─── STUDY MATERIAL ───

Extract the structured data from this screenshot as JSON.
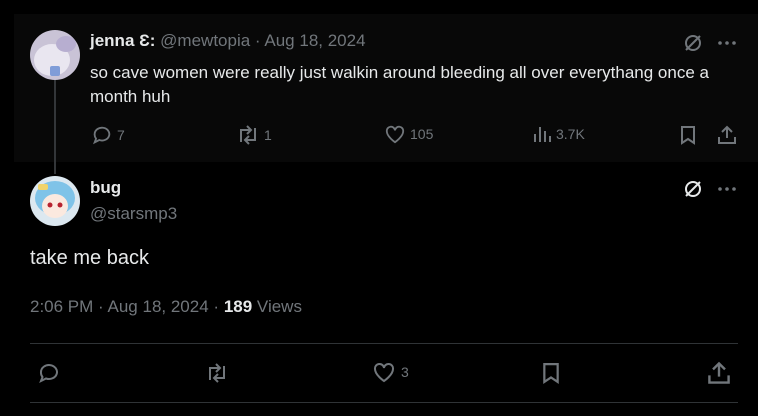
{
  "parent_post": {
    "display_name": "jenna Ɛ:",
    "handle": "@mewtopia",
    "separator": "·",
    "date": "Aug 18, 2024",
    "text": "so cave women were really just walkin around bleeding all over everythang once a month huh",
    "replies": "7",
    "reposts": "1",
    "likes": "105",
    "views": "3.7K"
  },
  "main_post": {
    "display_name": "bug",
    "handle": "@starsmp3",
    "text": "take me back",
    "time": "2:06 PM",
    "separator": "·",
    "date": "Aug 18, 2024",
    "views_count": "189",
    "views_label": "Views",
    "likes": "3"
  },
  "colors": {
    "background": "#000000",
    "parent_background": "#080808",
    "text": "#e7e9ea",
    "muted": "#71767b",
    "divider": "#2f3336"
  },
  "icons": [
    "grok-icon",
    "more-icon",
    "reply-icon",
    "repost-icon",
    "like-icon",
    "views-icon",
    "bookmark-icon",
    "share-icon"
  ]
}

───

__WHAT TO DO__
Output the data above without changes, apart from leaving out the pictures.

__REPLY__
Extract the structured data from this screenshot as JSON.
{
  "parent_post": {
    "display_name": "jenna Ɛ:",
    "handle": "@mewtopia",
    "separator": "·",
    "date": "Aug 18, 2024",
    "text": "so cave women were really just walkin around bleeding all over everythang once a month huh",
    "replies": "7",
    "reposts": "1",
    "likes": "105",
    "views": "3.7K"
  },
  "main_post": {
    "display_name": "bug",
    "handle": "@starsmp3",
    "text": "take me back",
    "time": "2:06 PM",
    "separator": "·",
    "date": "Aug 18, 2024",
    "views_count": "189",
    "views_label": "Views",
    "likes": "3"
  },
  "colors": {
    "background": "#000000",
    "parent_background": "#080808",
    "text": "#e7e9ea",
    "muted": "#71767b",
    "divider": "#2f3336"
  },
  "icons": [
    "grok-icon",
    "more-icon",
    "reply-icon",
    "repost-icon",
    "like-icon",
    "views-icon",
    "bookmark-icon",
    "share-icon"
  ]
}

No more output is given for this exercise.